Larry Craig

Police tape reveals officer thought Craig was lying, but senator's answers remain consistent

The undercover officer who arrested Sen. Larry Craig in an airport men's room never accepted Craig's claim of innocence in an interrogation immediately after the arrest.

But at least one expert in these matters said Craig's answers were detailed and consistent — two indicators that they could be true.

In a taped interview lasting less than 10 minutes, Minneapolis-St. Paul International Airport Police Sgt. Dave Karsnia repeatedly accused Craig of lying about what he did and intended to do in that men's room June 11.

"I guess I'm gonna say I'm just disappointed in you, sir. I just really am. I expect this from the guy that we get out of the hood. I mean, people vote for you," Karsnia said in the tape and transcript of the interview, released Thursday by the police.

"I don't disrespect you, but I'm disrespected right now, and I'm not trying to act like I have all kinds of power or anything, but you're sitting here lying to a police officer," he said.

Early in the interview, Karsnia offered Craig a choice: Plead guilty to a charge where "you won't have to explain anything," or go to court. Craig pleaded guilty to disorderly conduct — without consulting a lawyer, he said — and a charge of "interfering with privacy" was dropped.

The interrogation was at times combative. Karsnia called Craig "sir" or "senator" but raised his voice at times. Craig did not but said the police "shouldn't be out to entrap people."

"You solicited me," Craig said.

The audiotape captivated television and radio news Thursday afternoon, and most stations discussed it with analysts.

CNN's legal specialist said he wasn't sure what difference the tape would make to Craig's legal or political state, since Craig already has pleaded guilty to disorderly conduct.

"The good news for Larry Craig is, I don't think there's anything in this tape that makes the situation worse," Jeffrey Toobin said. "The bad news is, his situation is terminal anyway. So, this really just doesn't make any difference."

The interview heats up

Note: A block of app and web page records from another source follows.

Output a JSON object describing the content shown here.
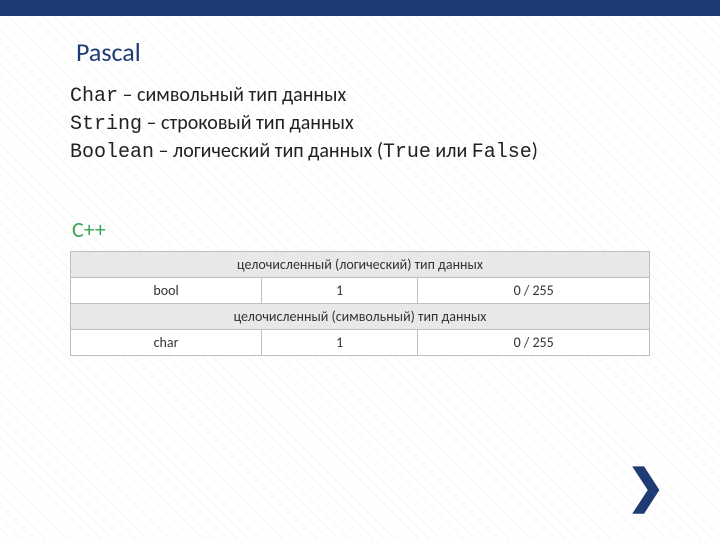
{
  "pascal": {
    "heading": "Pascal",
    "lines": [
      {
        "type": "Char",
        "desc": " – символьный тип данных"
      },
      {
        "type": "String",
        "desc": " – строковый тип данных"
      },
      {
        "type": "Boolean",
        "desc_prefix": " – логический тип данных (",
        "true": "True",
        "mid": " или ",
        "false": "False",
        "suffix": ")"
      }
    ]
  },
  "cpp": {
    "heading": "C++",
    "table": {
      "sections": [
        {
          "title": "целочисленный (логический) тип данных",
          "rows": [
            {
              "name": "bool",
              "size": "1",
              "range": "0   /   255"
            }
          ]
        },
        {
          "title": "целочисленный (символьный) тип данных",
          "rows": [
            {
              "name": "char",
              "size": "1",
              "range": "0   /   255"
            }
          ]
        }
      ]
    }
  },
  "nav": {
    "next_glyph": "❯"
  }
}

One major dispute was whether Craig reached into Karsnia's stall with his left hand — with gold wedding band — or his right hand, which would have been closer. The police report said hand motions are part of the signals men send to each other if they want to have a sexual encounter.

"OK. Then it was your left hand," Karsnia said. "I saw it with my own eyes."

"All right," Craig responded, "you saw something that didn't happen."

"Embarrassing, embarrassing," Karsnia said. "No wonder we're going down the tubes."

Craig said their feet touched, but accidentally, and that he reached down to grab a piece of paper — not to send a signal that he wanted sex.

"So I go into the bathroom here as I normally do. I'm a commuter here, too," Craig said.

"Your foot came toward mine, mine came toward yours. Was that natural? I don't know," Craig said. "Did we bump? Yes. I think we did. You said so. I don't disagree with that."

Craig said he hesitated outside Karsnia's stall while he waited for another to open up. In the police report, the officer had written that Craig watched him through the crack for two minutes.

Signs of veracity

But Craig's details — that he spread his legs to keep his suit pants from sagging to the floor, for example — can be a sign of veracity, said Michael J. Perrotti, a Yorba Linda, Calif., psychologist who works as an expert witness.

If Craig was there to solicit anonymous sex, though, that's compulsive behavior, Perrotti said. That makes it harder to interpret Craig's comments in the interview.

Craig said he travels through the airport "almost weekly" and visits the bathroom often, but not for what the officer accused him of. That admission — that he frequents a bathroom apparently frequented by "cruisers" — is not something a guilty person would be expected to say, Perrotti said.

But Craig's persistent denials sound more defensive, he said.

"I don't, ah, I am not gay," Craig said. "I don't do these kinds of things."

"It doesn't matter," Karsnia said. "I don't care about sexual preference or anything like that. Here's your stuff back, sir. Um, I don't care about sexual preference."

Gregory Hahn: 377-6425. Staff writer Bill Roberts contributed to this report.